The quince is an old-fashioned fruit that grows well in Britain. In the autumn, try making your own membrillo.
|Amount equal to quantity of quince purée of sugar|
|Lemon juice, optional|

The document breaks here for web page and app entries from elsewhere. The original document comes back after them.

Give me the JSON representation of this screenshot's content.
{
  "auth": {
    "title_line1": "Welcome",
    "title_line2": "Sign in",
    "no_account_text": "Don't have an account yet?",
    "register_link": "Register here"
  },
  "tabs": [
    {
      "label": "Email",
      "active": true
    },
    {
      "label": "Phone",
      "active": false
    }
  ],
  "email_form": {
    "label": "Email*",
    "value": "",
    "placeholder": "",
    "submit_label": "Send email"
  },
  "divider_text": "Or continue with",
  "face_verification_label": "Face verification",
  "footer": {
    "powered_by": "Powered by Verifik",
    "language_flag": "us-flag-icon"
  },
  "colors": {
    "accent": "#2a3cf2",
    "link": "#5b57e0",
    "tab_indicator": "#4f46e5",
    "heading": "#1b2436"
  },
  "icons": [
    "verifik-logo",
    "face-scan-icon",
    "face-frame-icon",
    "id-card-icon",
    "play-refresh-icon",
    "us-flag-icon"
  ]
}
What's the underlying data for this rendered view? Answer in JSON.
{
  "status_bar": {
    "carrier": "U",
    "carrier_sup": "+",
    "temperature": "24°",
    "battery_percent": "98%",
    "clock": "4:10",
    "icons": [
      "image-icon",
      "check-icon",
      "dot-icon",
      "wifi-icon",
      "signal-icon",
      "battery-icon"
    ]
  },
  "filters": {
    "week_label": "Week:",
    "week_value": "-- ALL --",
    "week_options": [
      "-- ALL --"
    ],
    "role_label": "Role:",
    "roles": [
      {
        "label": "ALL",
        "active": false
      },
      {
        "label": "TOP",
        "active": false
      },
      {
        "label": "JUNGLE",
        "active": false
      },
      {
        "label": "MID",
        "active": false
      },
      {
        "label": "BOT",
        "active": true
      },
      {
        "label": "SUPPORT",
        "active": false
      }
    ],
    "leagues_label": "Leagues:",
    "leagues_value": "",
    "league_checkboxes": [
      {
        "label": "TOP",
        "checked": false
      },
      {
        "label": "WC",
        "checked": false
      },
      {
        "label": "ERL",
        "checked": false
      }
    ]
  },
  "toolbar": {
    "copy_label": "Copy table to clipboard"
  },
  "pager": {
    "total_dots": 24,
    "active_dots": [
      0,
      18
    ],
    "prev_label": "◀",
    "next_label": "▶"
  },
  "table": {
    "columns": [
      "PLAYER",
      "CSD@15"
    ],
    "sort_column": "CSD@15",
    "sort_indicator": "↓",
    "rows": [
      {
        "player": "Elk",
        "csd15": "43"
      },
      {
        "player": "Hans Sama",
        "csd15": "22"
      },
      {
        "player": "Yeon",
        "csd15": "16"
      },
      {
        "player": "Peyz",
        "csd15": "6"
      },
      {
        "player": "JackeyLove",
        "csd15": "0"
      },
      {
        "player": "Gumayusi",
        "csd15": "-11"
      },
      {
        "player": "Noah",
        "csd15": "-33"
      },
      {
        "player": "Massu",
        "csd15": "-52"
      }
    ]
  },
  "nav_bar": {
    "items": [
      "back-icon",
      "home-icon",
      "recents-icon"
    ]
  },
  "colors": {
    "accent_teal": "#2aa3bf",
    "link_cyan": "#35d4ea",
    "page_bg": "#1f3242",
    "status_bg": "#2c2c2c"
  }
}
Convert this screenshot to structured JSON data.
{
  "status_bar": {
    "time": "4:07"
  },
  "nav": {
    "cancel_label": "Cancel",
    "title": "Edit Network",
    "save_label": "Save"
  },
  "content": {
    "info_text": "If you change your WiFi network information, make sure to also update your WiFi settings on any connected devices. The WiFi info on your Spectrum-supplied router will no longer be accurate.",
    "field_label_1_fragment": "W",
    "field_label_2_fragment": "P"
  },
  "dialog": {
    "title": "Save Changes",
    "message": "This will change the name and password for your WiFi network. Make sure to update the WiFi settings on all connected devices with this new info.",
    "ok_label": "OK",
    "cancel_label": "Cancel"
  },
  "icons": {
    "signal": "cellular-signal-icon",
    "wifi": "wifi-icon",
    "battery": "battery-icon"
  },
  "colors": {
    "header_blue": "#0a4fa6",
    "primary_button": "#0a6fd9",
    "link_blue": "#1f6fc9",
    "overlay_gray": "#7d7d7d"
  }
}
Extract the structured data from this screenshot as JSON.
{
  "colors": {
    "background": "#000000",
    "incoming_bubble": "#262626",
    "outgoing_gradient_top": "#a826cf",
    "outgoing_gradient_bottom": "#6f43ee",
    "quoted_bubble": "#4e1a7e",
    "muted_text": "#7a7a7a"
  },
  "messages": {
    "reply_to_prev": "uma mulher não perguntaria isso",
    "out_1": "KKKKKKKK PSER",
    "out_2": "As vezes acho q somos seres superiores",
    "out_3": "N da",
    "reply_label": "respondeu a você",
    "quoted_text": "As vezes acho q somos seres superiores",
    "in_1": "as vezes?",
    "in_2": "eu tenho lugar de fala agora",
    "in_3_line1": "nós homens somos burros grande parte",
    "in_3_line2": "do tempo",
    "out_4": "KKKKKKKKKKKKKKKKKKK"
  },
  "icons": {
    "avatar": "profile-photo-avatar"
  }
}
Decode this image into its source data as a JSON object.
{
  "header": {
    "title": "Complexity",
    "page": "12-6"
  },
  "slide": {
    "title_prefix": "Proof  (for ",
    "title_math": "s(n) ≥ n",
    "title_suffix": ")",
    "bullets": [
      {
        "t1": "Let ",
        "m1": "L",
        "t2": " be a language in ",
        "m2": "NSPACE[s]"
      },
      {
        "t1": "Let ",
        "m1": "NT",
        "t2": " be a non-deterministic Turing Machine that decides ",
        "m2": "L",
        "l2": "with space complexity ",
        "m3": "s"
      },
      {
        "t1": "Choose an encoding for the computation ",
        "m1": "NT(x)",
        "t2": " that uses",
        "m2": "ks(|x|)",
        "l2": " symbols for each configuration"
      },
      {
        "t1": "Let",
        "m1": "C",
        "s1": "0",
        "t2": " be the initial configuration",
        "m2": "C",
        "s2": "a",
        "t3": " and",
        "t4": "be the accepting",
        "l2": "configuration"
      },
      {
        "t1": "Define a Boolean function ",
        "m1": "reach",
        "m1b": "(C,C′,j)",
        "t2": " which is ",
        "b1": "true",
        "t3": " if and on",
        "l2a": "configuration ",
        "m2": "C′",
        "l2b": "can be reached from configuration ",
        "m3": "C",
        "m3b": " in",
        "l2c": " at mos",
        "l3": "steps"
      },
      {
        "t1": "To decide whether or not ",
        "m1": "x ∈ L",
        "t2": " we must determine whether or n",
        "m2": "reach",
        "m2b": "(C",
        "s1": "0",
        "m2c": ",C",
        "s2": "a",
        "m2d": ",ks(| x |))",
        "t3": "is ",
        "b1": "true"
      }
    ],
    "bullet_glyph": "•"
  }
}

Cut up approximately 2 kg quinces, place in a large saucepan and cover with cold water. Bring to the boil, then simmer until the fruit is soft and can be mashed. Strain off any excess water and put the quinces through a mouli or sieve, getting rid of any core or pips. Weigh the purée and measure out an equal quantity of sugar. Place both the sugar and purée in the same (but washed) saucepan and return to the hob over a low heat. It is necessary to stir the mixture almost constantly, otherwise it might catch and burn. Let it bubble slowly (trying not to burn your stirring arm) until it has turned deep maroon in colour. This can take a while. Taste and add some lemon juice if it is very sweet. Pour on to a tray or dish lined with greaseproof paper, to a depth of 2-3cm. Put in a warm, dry place to cool completely and set.